EXCERPTED RECORDS
────────────────────────────────────────

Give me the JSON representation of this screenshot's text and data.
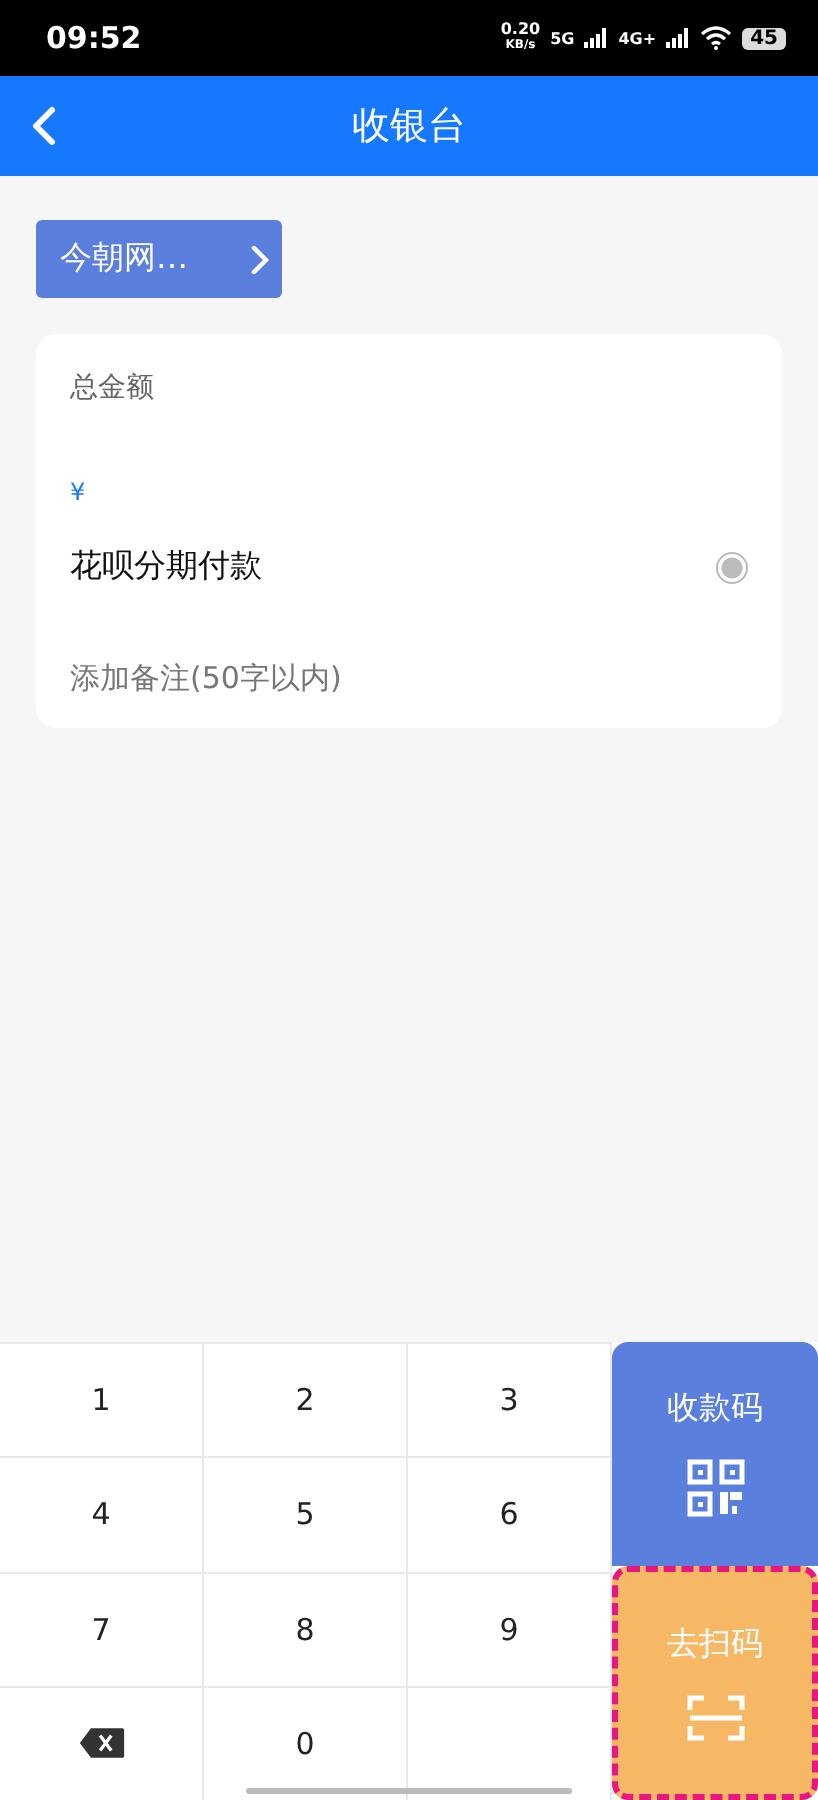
{
  "status_bar": {
    "time": "09:52",
    "speed": "0.20",
    "speed_unit": "KB/s",
    "network_1": "5G",
    "network_2": "4G+",
    "battery": "45"
  },
  "app_bar": {
    "title": "收银台"
  },
  "merchant": {
    "label": "今朝网…"
  },
  "card": {
    "amount_label": "总金额",
    "currency": "¥",
    "installment": {
      "label": "花呗分期付款",
      "checked": true
    },
    "note": {
      "placeholder": "添加备注(50字以内)"
    }
  },
  "keypad": [
    {
      "kind": "digit",
      "label": "1"
    },
    {
      "kind": "digit",
      "label": "2"
    },
    {
      "kind": "digit",
      "label": "3"
    },
    {
      "kind": "digit",
      "label": "4"
    },
    {
      "kind": "digit",
      "label": "5"
    },
    {
      "kind": "digit",
      "label": "6"
    },
    {
      "kind": "digit",
      "label": "7"
    },
    {
      "kind": "digit",
      "label": "8"
    },
    {
      "kind": "digit",
      "label": "9"
    },
    {
      "kind": "delete"
    },
    {
      "kind": "digit",
      "label": "0"
    }
  ],
  "actions": [
    {
      "kind": "qr",
      "label": "收款码",
      "highlighted": false
    },
    {
      "kind": "scan",
      "label": "去扫码",
      "highlighted": true
    }
  ]
}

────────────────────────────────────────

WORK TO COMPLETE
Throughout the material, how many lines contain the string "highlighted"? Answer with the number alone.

RESULT FOR THIS EXERCISE
2